Berenty Private Reserve is primarily a tourist site. The concern is with ensuring tourists have an enjoyable stay and see lots of lemurs right outside of their cabins. The few researchers who come to Berenty to work must contend with this fact.
|Invasive vine that has been very successful|
Here at Berenty, certain plants have been planted for aesthetic pleasure. For example a row of cactus was planted along the road and the edge of the forest. This seems perfectly harmless at first glance. However, the inclusion of this plant in the ecosystem does change things. Lemurs eat the cactus, birds eat it, and before you know it you have cactus popping up in the forest itself. Cactus is popping up where it shouldn’t be and where it doesn’t belong. The same is true for other plant species brought in for aesthetic pleasure: they spread everywhere and find their way into the forest. These invasive species may be more successful than native species, driving out the original inhabitants and causing extinction of native species.
At least two of my three sifaka groups that I study I’ve seen eat from a species not native to this habitat. I’m doubtful it will affect my research, because I am looking to see if there are any differences between the sexes in their feeding habits. Invasive species certainly affects any researchers who come here to study diet. In fact, because of the introduced plant species and the provisioning of primates with human food that occurs at Berenty, this site could not really be used to study natural primate diet.
With the world growing smaller, humans travelling globally inadvertently bring seeds and invasive species with them.
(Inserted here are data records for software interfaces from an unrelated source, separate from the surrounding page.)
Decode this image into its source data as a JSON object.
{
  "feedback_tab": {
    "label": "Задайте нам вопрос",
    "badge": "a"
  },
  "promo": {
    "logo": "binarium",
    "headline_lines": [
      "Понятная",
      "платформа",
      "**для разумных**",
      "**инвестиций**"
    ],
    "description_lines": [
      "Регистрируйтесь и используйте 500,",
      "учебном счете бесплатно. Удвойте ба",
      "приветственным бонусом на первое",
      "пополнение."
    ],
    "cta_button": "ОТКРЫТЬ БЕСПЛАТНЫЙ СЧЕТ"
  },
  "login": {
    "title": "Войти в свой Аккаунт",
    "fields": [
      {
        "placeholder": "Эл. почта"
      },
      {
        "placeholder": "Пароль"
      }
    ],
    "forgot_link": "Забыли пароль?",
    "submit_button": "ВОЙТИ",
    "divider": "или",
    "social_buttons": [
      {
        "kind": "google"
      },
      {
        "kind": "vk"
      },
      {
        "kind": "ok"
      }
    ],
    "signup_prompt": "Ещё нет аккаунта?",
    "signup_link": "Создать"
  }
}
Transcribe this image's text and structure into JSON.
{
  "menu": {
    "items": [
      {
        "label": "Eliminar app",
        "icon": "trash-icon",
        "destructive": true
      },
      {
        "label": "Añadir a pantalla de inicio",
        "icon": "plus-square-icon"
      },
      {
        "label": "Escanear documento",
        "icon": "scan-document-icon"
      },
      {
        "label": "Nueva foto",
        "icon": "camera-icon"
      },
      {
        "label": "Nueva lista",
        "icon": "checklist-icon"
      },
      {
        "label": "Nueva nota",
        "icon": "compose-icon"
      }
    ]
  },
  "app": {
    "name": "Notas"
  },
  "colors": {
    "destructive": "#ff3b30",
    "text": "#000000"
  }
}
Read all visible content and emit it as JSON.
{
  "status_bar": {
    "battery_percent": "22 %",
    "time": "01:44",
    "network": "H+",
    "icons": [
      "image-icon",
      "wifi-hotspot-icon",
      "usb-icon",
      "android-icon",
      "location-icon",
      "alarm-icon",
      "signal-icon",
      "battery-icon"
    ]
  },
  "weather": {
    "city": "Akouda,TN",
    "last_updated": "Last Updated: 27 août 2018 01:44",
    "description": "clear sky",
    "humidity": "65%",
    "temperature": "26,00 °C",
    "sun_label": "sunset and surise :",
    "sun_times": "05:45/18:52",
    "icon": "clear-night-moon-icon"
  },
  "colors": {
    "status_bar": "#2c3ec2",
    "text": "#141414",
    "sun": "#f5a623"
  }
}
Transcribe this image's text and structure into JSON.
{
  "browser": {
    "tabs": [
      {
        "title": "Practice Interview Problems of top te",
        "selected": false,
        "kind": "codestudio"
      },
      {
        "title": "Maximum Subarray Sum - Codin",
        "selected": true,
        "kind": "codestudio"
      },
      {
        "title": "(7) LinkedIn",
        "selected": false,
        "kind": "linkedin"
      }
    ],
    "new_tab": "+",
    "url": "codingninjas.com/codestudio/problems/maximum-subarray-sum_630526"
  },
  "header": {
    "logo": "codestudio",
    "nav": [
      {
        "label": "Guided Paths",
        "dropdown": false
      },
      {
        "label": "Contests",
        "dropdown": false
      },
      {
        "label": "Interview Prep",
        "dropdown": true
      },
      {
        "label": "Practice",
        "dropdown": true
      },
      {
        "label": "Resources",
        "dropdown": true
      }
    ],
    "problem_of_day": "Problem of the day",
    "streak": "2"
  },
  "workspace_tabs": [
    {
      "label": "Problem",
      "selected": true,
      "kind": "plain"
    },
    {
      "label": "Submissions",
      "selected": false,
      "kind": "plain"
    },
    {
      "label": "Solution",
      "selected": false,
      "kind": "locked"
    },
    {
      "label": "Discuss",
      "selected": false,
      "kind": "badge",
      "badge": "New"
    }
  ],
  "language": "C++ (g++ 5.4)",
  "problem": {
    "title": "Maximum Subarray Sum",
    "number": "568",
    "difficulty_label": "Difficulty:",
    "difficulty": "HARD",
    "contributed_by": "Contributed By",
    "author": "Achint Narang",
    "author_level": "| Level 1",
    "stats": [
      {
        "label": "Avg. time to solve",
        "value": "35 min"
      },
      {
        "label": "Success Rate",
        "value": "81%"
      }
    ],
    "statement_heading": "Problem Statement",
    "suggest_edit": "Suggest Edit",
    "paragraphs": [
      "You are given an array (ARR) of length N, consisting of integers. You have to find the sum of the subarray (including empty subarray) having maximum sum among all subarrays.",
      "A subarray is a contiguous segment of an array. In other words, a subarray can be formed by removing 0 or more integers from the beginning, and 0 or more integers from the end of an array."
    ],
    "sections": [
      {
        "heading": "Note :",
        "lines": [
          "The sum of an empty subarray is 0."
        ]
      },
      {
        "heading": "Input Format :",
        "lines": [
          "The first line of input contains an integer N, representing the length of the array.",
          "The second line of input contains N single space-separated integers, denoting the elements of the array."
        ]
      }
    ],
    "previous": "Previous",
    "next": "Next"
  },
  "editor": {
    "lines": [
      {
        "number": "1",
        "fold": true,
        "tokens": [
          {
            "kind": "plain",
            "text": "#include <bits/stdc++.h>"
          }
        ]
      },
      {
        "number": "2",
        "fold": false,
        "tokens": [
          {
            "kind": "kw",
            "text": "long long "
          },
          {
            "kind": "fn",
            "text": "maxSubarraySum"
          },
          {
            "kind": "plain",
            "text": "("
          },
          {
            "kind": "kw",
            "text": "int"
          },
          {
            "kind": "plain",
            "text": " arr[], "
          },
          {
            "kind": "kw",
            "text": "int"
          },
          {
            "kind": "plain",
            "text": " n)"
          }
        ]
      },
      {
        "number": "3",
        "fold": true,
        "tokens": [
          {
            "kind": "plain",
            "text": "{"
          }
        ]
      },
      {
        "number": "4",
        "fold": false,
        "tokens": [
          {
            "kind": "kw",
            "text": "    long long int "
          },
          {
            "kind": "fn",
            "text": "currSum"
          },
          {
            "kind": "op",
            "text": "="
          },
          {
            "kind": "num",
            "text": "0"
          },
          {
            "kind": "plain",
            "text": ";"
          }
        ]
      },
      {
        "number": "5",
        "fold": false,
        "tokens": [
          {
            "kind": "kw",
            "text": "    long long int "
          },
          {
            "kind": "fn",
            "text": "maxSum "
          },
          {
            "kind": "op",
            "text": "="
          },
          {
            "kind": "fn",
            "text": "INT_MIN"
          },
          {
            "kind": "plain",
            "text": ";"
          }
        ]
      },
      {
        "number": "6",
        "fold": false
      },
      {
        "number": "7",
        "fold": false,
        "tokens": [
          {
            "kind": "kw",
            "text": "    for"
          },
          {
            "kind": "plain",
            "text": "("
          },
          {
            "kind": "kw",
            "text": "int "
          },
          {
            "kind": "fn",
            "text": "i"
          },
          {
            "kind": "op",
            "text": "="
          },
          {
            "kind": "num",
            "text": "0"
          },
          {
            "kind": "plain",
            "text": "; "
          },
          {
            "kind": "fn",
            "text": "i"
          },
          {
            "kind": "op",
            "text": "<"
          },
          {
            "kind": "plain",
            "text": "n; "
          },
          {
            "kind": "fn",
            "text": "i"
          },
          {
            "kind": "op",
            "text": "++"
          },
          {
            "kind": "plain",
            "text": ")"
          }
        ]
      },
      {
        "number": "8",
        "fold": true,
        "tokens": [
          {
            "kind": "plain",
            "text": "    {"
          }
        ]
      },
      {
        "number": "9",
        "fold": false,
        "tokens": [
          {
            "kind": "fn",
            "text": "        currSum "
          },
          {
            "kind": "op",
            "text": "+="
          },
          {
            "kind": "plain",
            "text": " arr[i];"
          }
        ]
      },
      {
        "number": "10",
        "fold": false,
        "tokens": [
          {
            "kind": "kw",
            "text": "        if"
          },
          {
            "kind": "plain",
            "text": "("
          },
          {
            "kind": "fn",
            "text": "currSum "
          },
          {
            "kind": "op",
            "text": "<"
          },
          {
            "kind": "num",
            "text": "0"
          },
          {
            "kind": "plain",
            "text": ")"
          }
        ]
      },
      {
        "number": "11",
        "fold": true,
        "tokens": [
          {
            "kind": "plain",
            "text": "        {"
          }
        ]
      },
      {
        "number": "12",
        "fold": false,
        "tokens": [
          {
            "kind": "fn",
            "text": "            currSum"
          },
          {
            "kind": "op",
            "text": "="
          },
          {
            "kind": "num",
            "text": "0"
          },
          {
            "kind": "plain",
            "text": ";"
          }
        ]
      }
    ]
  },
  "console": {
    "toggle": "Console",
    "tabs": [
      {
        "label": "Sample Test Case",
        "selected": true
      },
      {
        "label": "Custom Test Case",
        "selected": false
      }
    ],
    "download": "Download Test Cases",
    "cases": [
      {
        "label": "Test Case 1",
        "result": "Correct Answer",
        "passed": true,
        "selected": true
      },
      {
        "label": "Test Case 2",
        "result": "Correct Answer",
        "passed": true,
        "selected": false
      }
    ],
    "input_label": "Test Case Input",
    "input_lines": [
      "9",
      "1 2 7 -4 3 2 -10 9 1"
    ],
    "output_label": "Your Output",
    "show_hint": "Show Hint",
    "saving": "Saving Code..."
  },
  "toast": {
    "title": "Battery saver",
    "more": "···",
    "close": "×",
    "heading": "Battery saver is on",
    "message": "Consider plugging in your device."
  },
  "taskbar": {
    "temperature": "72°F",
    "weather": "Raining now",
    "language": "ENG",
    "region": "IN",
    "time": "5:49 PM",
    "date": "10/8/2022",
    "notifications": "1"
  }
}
Primates and humans increasingly come into contact. Questions concerning primate diet in unnatural, altered ecosystems may be all that scientists are able to ask.